■ YOUR ASSIGNMENT ■
For this exercise, copy out each line of the material below that includes "offset".

###

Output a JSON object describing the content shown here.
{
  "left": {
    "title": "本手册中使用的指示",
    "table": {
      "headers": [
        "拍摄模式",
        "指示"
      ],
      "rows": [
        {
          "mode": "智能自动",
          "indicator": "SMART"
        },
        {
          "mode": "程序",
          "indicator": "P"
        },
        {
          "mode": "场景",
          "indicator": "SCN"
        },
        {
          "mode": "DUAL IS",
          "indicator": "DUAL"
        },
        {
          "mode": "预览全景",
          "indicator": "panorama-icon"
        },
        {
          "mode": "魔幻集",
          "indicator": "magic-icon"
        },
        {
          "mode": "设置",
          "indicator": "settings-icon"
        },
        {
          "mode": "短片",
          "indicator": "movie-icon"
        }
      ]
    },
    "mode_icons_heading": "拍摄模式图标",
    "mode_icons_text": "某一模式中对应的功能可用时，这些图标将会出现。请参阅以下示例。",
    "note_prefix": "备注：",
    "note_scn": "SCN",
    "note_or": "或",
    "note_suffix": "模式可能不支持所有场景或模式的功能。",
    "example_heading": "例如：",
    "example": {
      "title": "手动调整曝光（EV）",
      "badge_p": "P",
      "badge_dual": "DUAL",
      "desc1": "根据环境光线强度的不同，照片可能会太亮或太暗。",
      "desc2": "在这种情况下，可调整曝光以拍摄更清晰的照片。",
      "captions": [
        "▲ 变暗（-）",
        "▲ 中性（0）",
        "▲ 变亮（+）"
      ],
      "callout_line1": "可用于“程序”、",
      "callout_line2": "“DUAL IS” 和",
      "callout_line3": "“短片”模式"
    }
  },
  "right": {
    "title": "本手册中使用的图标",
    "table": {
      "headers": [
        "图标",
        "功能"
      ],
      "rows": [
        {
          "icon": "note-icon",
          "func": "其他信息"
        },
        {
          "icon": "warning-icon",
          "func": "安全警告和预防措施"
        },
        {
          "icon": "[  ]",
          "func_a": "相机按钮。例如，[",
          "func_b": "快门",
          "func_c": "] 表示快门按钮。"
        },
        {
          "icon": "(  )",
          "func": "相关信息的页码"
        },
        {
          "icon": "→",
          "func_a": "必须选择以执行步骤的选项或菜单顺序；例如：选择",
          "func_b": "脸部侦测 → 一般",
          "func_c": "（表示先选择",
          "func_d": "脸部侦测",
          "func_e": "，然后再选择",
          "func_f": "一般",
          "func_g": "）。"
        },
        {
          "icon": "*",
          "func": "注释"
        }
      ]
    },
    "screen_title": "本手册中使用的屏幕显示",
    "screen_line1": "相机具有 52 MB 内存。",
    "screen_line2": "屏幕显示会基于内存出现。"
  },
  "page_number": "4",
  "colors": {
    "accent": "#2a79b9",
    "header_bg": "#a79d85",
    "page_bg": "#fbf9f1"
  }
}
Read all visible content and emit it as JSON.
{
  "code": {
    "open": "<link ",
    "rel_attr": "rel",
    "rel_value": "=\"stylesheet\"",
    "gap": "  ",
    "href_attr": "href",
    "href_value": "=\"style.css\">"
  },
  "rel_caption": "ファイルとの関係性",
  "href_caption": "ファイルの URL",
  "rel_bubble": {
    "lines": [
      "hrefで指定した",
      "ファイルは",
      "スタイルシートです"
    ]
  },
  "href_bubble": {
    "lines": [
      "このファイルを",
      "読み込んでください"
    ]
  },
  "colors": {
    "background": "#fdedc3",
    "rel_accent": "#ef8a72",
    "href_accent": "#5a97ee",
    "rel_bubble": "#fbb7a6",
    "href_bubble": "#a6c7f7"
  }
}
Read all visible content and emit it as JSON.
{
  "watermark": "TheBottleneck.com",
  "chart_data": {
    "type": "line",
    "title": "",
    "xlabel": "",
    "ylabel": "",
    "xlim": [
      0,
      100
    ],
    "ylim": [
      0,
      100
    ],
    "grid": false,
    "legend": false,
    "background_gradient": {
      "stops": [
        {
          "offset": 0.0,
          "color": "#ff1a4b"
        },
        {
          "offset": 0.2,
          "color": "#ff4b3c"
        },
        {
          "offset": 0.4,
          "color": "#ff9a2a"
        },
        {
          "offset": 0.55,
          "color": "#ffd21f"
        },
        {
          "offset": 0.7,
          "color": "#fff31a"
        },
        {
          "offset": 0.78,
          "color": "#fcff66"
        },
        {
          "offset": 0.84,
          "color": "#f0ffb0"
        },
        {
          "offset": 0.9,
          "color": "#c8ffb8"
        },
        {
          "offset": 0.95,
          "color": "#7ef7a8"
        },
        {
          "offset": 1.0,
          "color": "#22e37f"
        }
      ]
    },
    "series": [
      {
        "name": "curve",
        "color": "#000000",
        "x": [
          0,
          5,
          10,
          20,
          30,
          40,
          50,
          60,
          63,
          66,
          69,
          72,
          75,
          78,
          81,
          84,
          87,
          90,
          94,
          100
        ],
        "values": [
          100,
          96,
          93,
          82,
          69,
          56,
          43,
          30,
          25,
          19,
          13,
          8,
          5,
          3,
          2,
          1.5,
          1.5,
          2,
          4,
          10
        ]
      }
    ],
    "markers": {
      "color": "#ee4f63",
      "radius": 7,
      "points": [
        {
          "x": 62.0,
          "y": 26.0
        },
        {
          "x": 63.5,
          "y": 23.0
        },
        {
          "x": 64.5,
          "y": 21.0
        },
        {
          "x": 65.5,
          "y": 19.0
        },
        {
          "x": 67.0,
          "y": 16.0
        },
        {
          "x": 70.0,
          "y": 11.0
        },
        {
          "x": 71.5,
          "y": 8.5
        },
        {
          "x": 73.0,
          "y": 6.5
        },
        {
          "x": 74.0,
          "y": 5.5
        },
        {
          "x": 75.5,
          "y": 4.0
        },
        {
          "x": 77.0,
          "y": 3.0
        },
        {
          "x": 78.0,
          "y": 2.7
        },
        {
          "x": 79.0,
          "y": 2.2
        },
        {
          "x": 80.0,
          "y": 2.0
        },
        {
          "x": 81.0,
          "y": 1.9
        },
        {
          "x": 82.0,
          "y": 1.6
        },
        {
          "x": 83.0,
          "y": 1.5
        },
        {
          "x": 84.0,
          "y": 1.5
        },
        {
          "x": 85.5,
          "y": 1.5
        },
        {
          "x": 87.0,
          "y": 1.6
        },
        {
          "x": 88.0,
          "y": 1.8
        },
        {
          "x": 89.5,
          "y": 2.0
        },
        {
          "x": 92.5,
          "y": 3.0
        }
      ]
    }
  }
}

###

■ ANSWER ■
          "offset": 0.0,
          "offset": 0.2,
          "offset": 0.4,
          "offset": 0.55,
          "offset": 0.7,
          "offset": 0.78,
          "offset": 0.84,
          "offset": 0.9,
          "offset": 0.95,
          "offset": 1.0,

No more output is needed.